The fourth yama is Brahmacarya. Nicolai Bachman defines this as the practice of conserving vital energy, especially sexual energy, in order to channel it in more productive directions toward supreme truth. Taken literally, this means celibacy or controlling our sexual desires. However, it also means controlling our sensory organs in order to find harmony and balance. In other words, being selective about where we put our energy and being mindful not to indulge into our temptations.
Setting Boundaries In a Relationship
New relationships are exciting, especially when the feeling is mutual. We want to spend every waking minute with that person. When my ex and I started dating, we would spend full weekends together doing anything and everything daytrips, errands and just chilling on the couch with a movie. We even though we went on yoga dates together. It was fun and fulfilling but also exhausting. Looking back, that is when I started to disconnect from my personal yoga practice. I had been doing a good job of waking up to meditate in the morning, packing my lunch, and preparing myself for the work day. When we started spending week nights together, I would end up skipping my meditation and sleeping in a little bit later. I started to feel rushed and unprepared, but I loved this as well. Spending this kind of time together is not sustainable for the long run. We need to maintain an appropriate amount of space between our partner so that we do not lose ourselves. When life got busy over the past month, we broke down. I started to get anxious, comparing our dynamic now to what it was when we first started dating and he couldn’t fulfill my needs.
Setting Boundaries with Parents

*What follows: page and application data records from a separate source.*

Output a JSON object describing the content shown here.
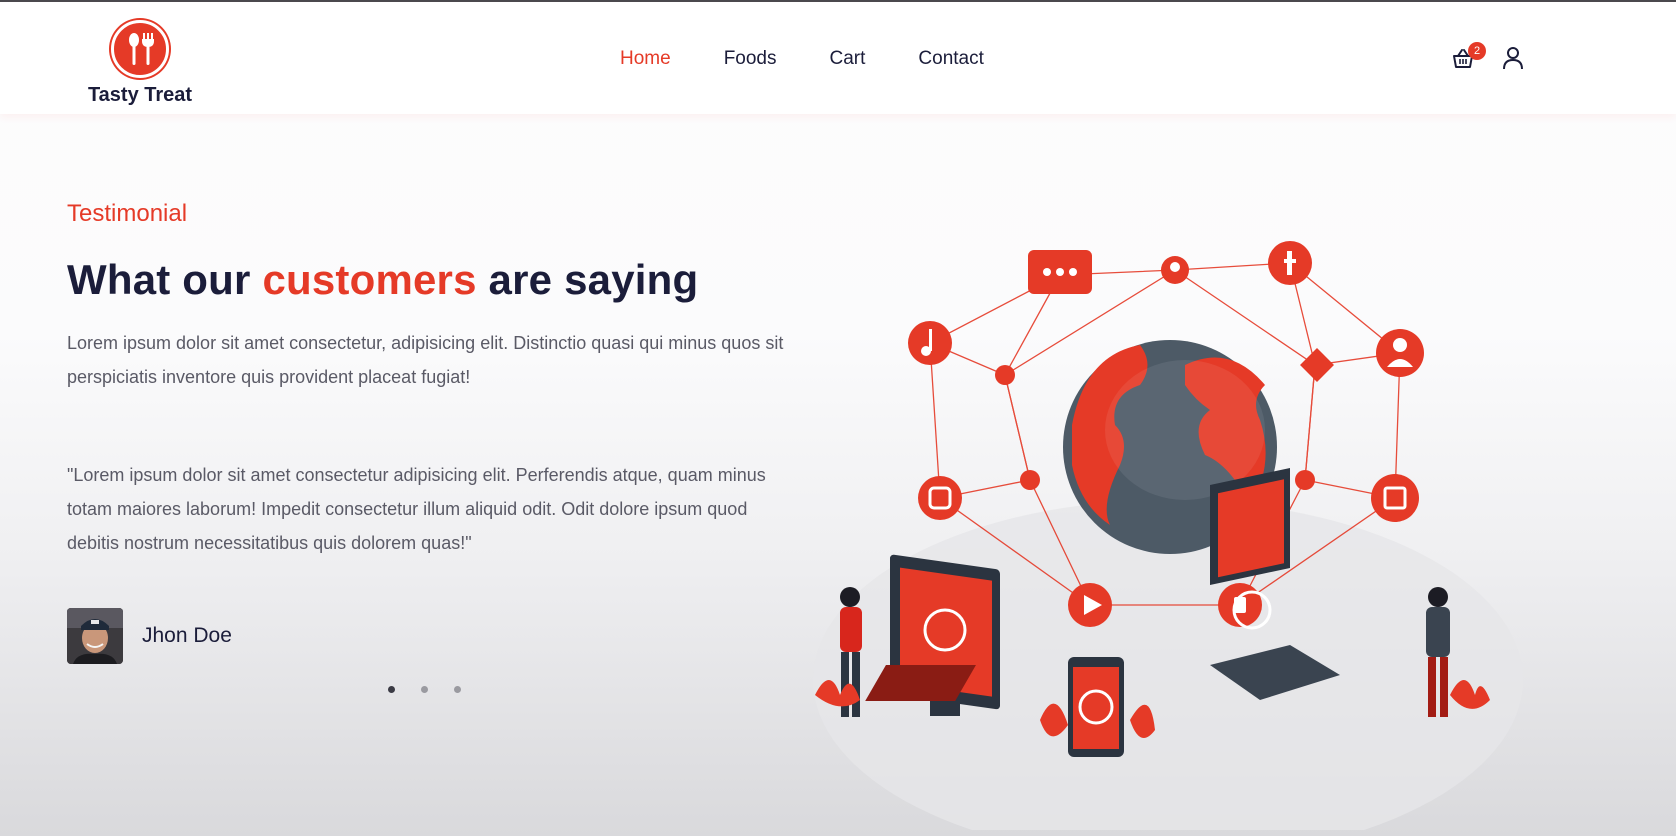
{
  "brand": {
    "name": "Tasty Treat",
    "logo_icon": "utensils-icon",
    "color": "#e53a27"
  },
  "nav": {
    "items": [
      {
        "label": "Home",
        "active": true
      },
      {
        "label": "Foods",
        "active": false
      },
      {
        "label": "Cart",
        "active": false
      },
      {
        "label": "Contact",
        "active": false
      }
    ]
  },
  "header_actions": {
    "cart_icon": "basket-icon",
    "cart_count": "2",
    "user_icon": "user-icon"
  },
  "testimonial": {
    "eyebrow": "Testimonial",
    "headline_part1": "What our ",
    "headline_accent": "customers",
    "headline_part2": " are saying",
    "intro": "Lorem ipsum dolor sit amet consectetur, adipisicing elit. Distinctio quasi qui minus quos sit perspiciatis inventore quis provident placeat fugiat!",
    "quote": "\"Lorem ipsum dolor sit amet consectetur adipisicing elit. Perferendis atque, quam minus totam maiores laborum! Impedit consectetur illum aliquid odit. Odit dolore ipsum quod debitis nostrum necessitatibus quis dolorem quas!\"",
    "author": "Jhon Doe",
    "slides": 3,
    "active_slide": 0
  },
  "colors": {
    "accent": "#e53a27",
    "heading": "#1b1d3a",
    "body": "#5a5a66"
  }
}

I’m Armenian and culturally family is very important. If you’ve seen the movie, my Big Fat Greek Wedding, that pretty much sums up my family dynamic. My mom is a typical Armenian mom, warm, hospitable, and loving, and calls, texts, emails throughout the day. My life coach is also Armenian so when I voiced that my lack of confidence could be attributed to needing space, she understood, and my homework assignment was to talk to my mom. But the week went on and I didn’t have the conversation. My sisters gave me some feedback as I contemplated how I would go about the conversation. They said that I rely on my parents too much and that I can also grow independently. I didn’t have the conversation, instead I’ve been observing my interactions with my parents. Sometimes my mom will offer to let me stay over if I’m there for dinner, so I don’t need to make the 40-minute drive back to my place. I’m trying not to but that will be a process. I have been more mindful of what I “take” from them in terms of help, like when my mom offers to let me bring my laundry home and do it for me. It’s a learning process but I do feel like she is treating me a bit more as an adult and pulling back.
It may sound strange that in my post on truth I was complaining that I need more time with my family, but I also need time and space to take care of myself as well. When I am able to follow my morning routine, I move through the day with ease, I am organized and less distracted. When I am able to say no to my parents helping me, I feel more capable that I can do something myself and less resentful that they are taking my confidence from me.